▸ **TASK STATEMENT**
The answer is a single number: the count of lines in the records below that contain the word "icon".

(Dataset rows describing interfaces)
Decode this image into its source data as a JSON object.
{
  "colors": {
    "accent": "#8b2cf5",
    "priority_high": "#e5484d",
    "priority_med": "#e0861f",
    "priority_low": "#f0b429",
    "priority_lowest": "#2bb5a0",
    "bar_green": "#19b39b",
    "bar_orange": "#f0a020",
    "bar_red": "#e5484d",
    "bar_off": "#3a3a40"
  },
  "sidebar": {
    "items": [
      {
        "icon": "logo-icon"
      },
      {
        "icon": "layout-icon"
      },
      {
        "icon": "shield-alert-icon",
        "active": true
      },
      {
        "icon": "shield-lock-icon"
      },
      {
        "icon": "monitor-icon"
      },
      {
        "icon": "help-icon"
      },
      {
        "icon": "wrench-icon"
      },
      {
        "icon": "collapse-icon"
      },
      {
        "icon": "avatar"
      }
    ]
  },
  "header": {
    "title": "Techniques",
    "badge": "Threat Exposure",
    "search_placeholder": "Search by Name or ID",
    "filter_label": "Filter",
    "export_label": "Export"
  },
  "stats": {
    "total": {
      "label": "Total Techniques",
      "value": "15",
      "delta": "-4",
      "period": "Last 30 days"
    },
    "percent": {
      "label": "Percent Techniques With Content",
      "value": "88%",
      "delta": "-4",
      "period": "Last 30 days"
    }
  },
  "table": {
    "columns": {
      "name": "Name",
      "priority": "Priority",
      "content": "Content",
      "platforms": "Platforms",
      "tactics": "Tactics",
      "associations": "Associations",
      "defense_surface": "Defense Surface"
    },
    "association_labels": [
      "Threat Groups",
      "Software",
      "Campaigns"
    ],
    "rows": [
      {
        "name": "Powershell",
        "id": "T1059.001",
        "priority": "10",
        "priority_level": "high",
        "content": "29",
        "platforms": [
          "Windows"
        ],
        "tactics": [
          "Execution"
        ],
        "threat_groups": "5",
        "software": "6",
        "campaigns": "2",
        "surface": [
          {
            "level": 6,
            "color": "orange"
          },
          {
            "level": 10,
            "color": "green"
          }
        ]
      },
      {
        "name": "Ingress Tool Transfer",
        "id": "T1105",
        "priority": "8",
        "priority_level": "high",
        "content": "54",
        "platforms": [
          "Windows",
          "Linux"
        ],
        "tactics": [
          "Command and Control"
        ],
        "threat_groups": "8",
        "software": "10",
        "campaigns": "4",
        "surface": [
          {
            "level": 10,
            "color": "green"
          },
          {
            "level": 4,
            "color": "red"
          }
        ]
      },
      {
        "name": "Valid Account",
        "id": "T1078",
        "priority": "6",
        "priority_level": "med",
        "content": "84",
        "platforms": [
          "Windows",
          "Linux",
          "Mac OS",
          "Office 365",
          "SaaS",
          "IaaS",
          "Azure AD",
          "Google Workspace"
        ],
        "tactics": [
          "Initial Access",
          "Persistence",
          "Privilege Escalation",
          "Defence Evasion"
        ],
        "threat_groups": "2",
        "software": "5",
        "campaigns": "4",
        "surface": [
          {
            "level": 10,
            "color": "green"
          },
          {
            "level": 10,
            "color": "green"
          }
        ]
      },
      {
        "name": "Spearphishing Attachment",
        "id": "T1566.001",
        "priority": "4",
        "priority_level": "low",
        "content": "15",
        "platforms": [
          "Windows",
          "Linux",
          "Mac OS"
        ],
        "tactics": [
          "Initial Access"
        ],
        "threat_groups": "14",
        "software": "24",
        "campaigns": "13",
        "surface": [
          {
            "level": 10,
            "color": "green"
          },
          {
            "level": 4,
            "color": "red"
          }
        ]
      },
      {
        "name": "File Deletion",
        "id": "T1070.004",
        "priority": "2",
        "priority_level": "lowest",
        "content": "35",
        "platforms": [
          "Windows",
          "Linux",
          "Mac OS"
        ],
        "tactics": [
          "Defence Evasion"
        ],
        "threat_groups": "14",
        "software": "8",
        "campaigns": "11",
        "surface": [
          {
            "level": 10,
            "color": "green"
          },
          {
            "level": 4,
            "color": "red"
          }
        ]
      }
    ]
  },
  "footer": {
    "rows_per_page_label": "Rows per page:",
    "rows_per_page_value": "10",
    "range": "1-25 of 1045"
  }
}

▸ **EXPECTED ANSWER**
9